Ted Reckoning: The story behind FEAR COLLECTOR
I was almost a victim of Ted Bundy.
My sister dated Ted Bundy. Briefly.
I’m pretty sure that Ted Bundy followed me in his VW.
As a crime writer from the Pacific Northwest, I’ve heard those – and other claims – more times than I could really count. The last one came from a banker just last week. A mere mention of Ted Bundy’s name always brings a shudder.
Sometimes, oddly, even a boast.
I get that. Our culture has morphed into equating infamy with being famous. Notoriety of any kind is better than anonymity. And, as far as real life boogie men go, Ted Bundy is the gold standard. He was blandly handsome, charismatic, clever, and twisted beyond words. He was able to walk among us without detection. Ann Rule, the great true crime writer, wrote about Ted in her first book, THE STRANGER BESIDE ME. She talked about “mask” of sanity and normalcy that Ted wore.
Crazy, dangerous and evil can be hidden behind a mask.
Over Christmas my grown daughters were visiting and I picked up a copy of US WEEKLY. I imagine now that if the magazine put up a row photos of serial killers and asked “Who wore it best?” Ted would be the winner, hands down.
There’s something about Bundy.
All victims of serial killers are someone’s daughter or sister. We all know this. What made Ted Bundy the grotesque superstar of killers wasn’t how many he killed, but the victims themselves. Nearly without exception, the victims were the girls next door. Young. Pretty. Sweet. If a college girl could walk across a parking lot without being accosted and killed by a stranger, then really, who was safe?
I have my own connection to Ted. The summer day two victims disappeared from Lake Sammamish not far from our home, my parents took our family there for a picnic. We didn’t stay because the park was so crowded there wasn’t a parking spot to be had.
I almost could have really truly barely crossed paths with Ted Bundy.
Years later, when I working on my first book proposals (LOVE BEHIND BARS: Stories of Prison Groupies and their Men), I wrote to Ted. He was on death row in Florida for the murder of a school girl in Lake City. Ted wrote back to me that while he appreciated my letter he had to “recline” (not decline) the offer and he signed it “Peace, Ted.”
I knew that a woman had fallen in love with Ted and married him on the witness stand. During the 1980s and ’90s talk TV was rife with shows that featured women in love with the Richard Ramirez (aka, the Night Stalker), the Menendez brothers.

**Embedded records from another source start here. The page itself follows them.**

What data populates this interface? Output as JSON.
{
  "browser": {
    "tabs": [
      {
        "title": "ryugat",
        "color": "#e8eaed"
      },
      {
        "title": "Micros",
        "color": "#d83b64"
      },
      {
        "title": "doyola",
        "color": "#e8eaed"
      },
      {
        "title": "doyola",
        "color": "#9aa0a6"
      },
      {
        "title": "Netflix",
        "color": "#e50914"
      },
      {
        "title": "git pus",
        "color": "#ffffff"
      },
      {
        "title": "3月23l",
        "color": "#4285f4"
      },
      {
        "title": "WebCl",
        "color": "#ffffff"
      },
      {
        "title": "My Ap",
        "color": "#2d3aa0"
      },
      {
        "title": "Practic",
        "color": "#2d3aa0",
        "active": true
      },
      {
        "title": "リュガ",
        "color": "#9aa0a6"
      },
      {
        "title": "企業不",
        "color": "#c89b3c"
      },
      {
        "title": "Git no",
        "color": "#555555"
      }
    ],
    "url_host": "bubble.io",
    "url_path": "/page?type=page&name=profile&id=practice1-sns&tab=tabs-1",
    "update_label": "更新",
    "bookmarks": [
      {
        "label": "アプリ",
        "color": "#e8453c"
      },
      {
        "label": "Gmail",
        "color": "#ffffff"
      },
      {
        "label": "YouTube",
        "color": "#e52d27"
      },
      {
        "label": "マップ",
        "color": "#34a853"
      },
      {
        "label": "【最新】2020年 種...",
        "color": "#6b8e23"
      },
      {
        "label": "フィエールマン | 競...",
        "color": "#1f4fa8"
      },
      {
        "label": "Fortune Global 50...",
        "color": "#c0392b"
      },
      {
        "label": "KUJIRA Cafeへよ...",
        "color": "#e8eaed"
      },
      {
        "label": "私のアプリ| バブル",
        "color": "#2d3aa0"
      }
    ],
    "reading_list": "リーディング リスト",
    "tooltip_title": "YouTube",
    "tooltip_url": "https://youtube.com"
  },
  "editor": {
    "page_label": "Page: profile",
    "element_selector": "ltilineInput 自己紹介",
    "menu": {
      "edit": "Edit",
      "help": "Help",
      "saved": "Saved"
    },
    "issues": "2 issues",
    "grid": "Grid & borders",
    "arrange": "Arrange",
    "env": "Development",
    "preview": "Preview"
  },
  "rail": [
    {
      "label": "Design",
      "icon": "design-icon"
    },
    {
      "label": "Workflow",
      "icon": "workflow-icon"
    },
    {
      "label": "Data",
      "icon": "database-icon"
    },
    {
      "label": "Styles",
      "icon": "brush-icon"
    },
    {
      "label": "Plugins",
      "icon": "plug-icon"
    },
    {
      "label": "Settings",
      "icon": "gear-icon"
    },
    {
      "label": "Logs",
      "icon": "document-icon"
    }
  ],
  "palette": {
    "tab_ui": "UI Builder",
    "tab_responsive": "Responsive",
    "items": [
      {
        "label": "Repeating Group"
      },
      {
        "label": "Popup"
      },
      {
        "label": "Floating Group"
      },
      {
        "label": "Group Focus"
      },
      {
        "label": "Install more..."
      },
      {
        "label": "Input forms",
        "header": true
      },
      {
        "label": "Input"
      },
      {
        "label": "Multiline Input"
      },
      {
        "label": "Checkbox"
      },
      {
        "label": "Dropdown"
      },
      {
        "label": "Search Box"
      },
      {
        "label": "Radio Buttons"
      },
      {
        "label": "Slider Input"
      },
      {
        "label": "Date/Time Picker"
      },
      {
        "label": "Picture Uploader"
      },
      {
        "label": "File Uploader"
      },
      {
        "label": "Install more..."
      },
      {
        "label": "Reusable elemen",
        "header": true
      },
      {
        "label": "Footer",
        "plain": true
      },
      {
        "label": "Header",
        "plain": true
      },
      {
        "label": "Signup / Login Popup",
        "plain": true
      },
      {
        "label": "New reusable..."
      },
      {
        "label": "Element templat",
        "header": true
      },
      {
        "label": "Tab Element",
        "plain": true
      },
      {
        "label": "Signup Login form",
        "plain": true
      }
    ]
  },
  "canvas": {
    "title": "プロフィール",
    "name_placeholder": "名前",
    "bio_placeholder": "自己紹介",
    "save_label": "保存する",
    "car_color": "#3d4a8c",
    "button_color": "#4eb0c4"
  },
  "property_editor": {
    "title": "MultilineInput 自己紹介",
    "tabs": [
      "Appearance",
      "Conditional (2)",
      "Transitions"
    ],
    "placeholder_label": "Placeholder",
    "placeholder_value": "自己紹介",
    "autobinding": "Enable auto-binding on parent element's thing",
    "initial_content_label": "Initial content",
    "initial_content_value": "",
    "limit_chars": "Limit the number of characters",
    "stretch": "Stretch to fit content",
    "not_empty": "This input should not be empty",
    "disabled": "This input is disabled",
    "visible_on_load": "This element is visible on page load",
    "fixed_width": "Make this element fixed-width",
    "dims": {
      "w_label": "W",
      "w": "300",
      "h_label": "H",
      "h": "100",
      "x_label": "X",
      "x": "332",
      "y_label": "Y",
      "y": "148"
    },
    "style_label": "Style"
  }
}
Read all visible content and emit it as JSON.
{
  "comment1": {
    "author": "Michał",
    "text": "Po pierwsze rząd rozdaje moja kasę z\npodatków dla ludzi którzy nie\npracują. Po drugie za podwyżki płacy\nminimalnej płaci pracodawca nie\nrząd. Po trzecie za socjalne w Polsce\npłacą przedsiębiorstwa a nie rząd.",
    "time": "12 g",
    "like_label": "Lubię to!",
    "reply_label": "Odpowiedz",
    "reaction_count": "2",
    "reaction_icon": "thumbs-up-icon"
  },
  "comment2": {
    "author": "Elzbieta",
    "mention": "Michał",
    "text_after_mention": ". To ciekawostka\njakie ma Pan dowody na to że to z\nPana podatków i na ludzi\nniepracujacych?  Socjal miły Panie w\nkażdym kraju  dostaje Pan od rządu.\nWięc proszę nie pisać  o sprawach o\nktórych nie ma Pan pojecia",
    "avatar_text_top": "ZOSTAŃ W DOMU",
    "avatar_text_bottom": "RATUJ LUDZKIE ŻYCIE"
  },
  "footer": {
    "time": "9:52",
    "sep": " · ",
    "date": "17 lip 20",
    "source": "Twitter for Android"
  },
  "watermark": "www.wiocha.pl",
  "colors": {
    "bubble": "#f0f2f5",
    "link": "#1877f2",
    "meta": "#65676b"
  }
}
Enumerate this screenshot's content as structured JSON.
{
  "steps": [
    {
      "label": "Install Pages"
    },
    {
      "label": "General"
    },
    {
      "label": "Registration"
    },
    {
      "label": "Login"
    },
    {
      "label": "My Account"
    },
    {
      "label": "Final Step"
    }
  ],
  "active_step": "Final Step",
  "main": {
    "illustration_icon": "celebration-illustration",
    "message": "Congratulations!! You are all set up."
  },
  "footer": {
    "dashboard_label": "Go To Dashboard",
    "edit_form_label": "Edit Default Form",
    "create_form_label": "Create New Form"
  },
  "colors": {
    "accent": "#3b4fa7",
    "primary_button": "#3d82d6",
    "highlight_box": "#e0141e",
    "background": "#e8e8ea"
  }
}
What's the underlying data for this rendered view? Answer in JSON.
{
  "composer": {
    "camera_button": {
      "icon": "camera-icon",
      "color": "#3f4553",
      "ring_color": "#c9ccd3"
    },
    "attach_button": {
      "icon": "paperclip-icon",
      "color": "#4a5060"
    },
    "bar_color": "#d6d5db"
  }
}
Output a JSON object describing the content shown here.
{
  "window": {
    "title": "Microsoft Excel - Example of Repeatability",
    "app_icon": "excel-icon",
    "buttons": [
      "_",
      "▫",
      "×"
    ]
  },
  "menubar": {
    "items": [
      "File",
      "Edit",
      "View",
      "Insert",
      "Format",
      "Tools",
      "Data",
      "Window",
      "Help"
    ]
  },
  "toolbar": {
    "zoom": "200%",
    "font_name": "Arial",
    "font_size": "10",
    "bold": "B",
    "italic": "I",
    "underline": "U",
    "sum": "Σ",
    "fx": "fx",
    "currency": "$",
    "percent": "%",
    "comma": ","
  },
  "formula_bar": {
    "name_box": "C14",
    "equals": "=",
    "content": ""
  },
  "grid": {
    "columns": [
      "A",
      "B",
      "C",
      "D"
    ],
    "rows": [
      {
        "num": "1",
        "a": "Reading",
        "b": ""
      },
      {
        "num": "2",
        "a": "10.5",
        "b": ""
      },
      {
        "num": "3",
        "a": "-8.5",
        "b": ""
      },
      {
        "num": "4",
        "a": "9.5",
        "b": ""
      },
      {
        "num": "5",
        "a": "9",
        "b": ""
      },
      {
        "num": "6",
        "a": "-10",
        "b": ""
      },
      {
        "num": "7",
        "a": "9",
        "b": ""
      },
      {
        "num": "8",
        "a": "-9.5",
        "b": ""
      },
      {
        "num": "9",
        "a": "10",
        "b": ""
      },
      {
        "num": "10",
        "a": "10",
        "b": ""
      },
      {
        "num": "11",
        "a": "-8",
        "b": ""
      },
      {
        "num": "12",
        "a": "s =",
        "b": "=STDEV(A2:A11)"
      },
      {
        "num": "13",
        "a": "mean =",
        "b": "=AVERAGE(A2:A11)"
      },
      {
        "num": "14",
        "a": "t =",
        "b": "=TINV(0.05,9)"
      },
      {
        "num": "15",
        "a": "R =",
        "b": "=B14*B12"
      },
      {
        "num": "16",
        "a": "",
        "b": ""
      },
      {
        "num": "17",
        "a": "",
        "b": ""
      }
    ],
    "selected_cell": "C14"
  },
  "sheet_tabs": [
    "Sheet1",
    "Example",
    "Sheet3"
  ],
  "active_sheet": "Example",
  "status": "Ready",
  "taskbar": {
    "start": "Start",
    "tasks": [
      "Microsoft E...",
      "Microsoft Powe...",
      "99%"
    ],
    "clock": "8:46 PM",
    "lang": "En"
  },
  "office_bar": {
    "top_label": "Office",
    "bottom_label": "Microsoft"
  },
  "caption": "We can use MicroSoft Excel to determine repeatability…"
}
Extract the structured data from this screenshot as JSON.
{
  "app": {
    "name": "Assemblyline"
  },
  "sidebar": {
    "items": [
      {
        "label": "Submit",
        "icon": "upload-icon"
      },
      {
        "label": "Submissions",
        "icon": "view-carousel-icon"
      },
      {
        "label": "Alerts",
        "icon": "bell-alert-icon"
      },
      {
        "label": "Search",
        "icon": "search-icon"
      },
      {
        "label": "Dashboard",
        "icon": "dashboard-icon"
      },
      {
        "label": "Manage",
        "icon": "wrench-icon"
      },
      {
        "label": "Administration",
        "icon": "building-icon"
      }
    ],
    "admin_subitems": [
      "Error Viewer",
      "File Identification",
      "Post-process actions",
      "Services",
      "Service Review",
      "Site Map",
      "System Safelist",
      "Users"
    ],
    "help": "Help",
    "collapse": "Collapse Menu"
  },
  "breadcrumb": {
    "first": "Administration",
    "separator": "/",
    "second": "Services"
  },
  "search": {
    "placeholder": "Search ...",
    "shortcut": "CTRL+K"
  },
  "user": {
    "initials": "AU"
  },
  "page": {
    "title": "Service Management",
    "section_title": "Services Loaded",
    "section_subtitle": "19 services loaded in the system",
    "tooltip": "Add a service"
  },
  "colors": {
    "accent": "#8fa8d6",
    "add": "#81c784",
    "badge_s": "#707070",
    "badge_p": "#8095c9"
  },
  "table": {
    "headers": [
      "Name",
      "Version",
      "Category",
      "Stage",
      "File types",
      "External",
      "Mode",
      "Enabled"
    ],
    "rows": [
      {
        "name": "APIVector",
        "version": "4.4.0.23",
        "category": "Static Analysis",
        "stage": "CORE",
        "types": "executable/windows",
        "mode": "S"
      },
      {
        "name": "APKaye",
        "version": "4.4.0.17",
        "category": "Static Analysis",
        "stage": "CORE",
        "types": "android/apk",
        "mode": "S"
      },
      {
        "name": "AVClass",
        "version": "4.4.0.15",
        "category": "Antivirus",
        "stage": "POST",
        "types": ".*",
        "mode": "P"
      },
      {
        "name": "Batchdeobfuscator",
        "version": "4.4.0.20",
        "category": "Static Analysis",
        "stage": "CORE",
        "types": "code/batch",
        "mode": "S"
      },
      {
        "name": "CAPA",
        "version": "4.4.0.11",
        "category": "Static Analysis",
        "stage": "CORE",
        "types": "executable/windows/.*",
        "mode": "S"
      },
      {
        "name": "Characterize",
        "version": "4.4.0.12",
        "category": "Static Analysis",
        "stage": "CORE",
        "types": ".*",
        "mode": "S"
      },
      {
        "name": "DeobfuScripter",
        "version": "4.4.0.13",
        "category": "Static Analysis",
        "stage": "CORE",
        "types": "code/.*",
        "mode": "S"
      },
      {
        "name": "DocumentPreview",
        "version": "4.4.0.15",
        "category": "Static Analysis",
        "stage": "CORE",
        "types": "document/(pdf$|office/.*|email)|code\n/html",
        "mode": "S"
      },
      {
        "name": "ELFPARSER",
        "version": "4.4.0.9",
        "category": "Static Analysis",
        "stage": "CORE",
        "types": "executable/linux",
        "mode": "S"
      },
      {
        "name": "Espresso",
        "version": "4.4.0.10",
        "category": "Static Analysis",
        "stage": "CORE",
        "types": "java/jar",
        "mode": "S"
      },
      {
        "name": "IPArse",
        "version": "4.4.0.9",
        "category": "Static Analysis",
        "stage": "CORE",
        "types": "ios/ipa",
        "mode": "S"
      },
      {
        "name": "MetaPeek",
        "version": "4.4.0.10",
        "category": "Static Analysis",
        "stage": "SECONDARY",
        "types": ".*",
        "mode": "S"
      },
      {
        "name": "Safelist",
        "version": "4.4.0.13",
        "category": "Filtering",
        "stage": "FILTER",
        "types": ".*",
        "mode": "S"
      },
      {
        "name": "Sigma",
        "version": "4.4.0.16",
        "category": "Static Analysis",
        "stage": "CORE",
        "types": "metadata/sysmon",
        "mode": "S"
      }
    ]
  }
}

Even more recently stories have circulated about Scotty “Hottie” Peterson, who’d killed his pregnant wife Laci, and yet receives truckloads of love letters.
Ted’s case interested me above all others because of its lasting impact. Many of us in the Seattle area know the names of his victims. We’ve seen the families struggle with the aftermath. We know where he went to school. What political party he supported. And that he racked up anywhere from 30-100 murders in his vile crime spree.
But Ted’s legacy didn’t end with his crimes. It wasn’t over when Old Sparky zapped the life out of him in Florida’s death chamber.
Ted and his groupie-turned-wife had a child together. That’s right. I’ve often wondered what it would be like for any child of a serial killer to consider how twisted their branches on Ancestry.com might be.
At its heart, Fear Collector is about two women. Grace Alexander is a Tacoma cop who’s grown up under the shadow of missing sister, Tricia. Her parents were convinced Tricia was a Ted victim, but her body was never found and the circumstantial evidence tying her to Ted was minimal at best. On the other side of town is Peggy Howell, Tricia’s best friend who, over time, became obsessed with Bundy.
And who had a son.
What to know more? As they say, read the book.
“Olsen writes rapid-fire page turners.” –SEATTLE TIMES
“Olsen will scare you — and you’ll love it.” — Lee Child
“You’ll sleep with the lights on after reading Gregg Olsen.” —Allison Brennan
Gregg Olsen has received numerous awards and critical acclaim for his writing. He’s also been a guest on Good Morning, America; CBS Early Show; Entertainment Tonight; CNN; Fox News; 48 Hours; and other national and international TV programs. The Seattle native lives in rural Washington with his wife and twin daughters.
To learn more about Gregg, please visit his website.